In Ridley Scott's sci-fi horror classic Alien, the murderous android Ash (played by Ian Holm) spontaneously malfunctions during a confrontation with Ripley (played by Sigourney Weaver). The malfunction occurs when Ripley suddenly discovers Ash’s secret mission to bring the Xenomorph back to Earth. Up until this point in Alien, Ripley has grown weary of Ash, as the science officer always seems to be up to something nefarious and clandestine. Ripley’s suspicions of Ash are not only proved correct, but the true nature of Ash’s being is revealed to be far worse than anything imaginable when Ash assaults Ripley in a desperate attempt to carry out his mission. Ripley is then forced to retaliate, which results in Ash’s malfunction.


Alien's plot kicks off when the crew of the Nostromo are forced to investigate a potential SOS message from a remote alien planet. Despite push back from the crew, who are severely under equipped to deal with this type of situation, a search party is sent out. The crew are then met with an alien parasite. After naively bringing the parasite back onboard, the creature turns out to be a hostile, monstrous alien that hunts them down. In an attempt to kill the alien, Ripley discovers that Ash is a covert android, who has been trying to smuggle the alien back at the crew's expense.

Related: Alien: Everything Changed From The Original Script

Ash begins to show signs of malfunction as he loses control over his covert mission. Ash's moment of complete breakdown occurs when physical violence breaks out between him and what's left of the Nostromo crew--beginning with a minor altercation with Ripley, and ultimately when Parker breaks off Ash's head and Lambert finishes him with an electric prod. The more damage Ash takes, the more he malfunctions. Director Ridley Scott offers a unique perspective on the ordeal when he suggests that Ash has underlying sexual desires for Ripley that he cannot control or understand, causing his circuits to fry. With this explanation, the reason for Ash's malfunction can be attributed to a total lack of control over his robotic duties and humanistic desires.

How Ash's Malfunction Led To Behavioral Inhibitors In Androids

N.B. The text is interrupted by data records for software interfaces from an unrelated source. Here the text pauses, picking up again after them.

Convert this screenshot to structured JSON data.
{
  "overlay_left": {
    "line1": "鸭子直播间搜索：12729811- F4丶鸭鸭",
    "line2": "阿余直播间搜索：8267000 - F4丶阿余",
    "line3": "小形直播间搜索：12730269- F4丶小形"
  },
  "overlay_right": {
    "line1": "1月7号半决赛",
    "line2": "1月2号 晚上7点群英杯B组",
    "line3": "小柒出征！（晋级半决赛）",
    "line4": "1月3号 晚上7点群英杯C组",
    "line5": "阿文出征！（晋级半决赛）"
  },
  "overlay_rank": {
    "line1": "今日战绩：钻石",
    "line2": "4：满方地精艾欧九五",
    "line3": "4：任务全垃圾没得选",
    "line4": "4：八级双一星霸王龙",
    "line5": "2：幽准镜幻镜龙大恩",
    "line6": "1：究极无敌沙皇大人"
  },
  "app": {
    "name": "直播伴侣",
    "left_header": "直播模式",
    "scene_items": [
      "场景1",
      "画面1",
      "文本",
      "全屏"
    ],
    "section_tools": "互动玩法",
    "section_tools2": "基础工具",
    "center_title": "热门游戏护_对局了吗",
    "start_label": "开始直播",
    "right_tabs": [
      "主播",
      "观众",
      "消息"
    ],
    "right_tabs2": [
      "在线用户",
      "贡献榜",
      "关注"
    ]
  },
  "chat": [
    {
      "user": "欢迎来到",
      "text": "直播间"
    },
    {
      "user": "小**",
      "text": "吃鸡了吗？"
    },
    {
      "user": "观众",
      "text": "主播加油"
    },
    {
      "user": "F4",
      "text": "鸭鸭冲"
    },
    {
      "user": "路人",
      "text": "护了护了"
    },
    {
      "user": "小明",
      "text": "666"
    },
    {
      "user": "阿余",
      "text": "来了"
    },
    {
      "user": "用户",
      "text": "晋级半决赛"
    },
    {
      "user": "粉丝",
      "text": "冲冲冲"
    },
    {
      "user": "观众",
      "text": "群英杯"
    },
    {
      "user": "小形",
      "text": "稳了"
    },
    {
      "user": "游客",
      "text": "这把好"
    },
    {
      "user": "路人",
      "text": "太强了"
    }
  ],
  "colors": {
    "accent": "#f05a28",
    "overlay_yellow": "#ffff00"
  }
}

Ash's malfunction is later explored in Alien's sequel, Aliens, when Ripley learns that Bishop (played by Lance Henriksen) is also an android. The catastrophic events of the original film are played off as a mere malfunction of an older android model. This malfunction then leads to behavioral upgrades in newer androids, so as not to repeat the events of the Nostromo. Bishop explains to Ripley that older androids were always a bit "twitchy," and that, due to his behavioral inhibitors, he is incapable of harming a human. Ultimately, the behavioral inhibitors prove successful as Bishop ends the film as one of the good guys.

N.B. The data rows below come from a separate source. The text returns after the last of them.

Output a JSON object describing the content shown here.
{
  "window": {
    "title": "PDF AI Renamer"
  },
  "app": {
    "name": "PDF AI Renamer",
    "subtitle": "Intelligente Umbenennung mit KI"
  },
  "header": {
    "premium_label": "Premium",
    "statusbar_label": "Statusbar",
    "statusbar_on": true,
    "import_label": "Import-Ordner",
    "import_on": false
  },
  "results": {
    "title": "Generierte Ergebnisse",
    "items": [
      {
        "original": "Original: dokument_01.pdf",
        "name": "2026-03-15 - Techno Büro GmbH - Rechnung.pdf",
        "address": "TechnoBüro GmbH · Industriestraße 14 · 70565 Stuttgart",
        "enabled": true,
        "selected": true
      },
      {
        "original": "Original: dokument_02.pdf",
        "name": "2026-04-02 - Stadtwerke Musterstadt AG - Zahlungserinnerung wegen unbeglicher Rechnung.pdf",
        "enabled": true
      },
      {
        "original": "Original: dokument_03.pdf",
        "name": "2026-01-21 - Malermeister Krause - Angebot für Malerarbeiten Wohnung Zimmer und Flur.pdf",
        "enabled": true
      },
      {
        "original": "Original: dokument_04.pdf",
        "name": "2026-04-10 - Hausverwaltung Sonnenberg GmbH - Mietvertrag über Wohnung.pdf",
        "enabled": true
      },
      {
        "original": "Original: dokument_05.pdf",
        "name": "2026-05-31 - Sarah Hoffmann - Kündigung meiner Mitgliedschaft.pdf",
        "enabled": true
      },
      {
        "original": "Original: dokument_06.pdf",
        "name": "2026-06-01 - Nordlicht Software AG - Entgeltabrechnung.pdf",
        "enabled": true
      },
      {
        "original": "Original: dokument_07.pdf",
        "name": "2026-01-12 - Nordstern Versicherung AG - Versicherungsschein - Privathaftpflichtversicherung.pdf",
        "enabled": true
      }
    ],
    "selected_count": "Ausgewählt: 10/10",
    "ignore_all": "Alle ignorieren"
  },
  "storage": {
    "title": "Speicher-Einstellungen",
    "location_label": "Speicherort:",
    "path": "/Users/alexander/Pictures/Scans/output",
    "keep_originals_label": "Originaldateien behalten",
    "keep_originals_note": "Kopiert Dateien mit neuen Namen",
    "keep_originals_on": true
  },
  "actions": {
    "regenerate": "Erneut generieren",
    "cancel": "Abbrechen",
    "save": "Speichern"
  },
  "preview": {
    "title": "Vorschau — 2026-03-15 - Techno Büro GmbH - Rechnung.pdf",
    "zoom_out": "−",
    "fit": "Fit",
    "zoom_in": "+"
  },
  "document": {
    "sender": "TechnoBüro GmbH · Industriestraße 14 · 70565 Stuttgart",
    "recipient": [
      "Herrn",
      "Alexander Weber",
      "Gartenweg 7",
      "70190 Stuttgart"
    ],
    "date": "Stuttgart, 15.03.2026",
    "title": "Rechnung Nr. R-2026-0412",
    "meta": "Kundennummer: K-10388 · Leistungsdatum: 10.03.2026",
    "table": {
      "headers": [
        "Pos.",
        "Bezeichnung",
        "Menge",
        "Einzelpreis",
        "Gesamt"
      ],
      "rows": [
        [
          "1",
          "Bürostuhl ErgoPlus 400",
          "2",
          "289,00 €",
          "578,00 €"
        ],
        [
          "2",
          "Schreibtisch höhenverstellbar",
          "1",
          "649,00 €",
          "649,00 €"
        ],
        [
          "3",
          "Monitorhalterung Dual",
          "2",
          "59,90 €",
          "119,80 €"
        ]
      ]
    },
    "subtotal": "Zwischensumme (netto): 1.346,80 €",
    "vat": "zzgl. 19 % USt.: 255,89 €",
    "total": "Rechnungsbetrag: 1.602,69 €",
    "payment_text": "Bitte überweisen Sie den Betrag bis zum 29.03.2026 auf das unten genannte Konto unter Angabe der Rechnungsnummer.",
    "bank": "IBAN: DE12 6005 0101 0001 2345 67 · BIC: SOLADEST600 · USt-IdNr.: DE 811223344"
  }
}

Ash's malfunction in Alien is as iconic as it is sudden, catching both the audience and the characters off-guard. Ash's short-circuiting comes as a direct result of his inability to command his physical desires, so they get the better of him, and he malfunctions. That is, the reason Ash malfunctions is that he is ill-equipped to deal with the chaotic world he is desperately trying to master.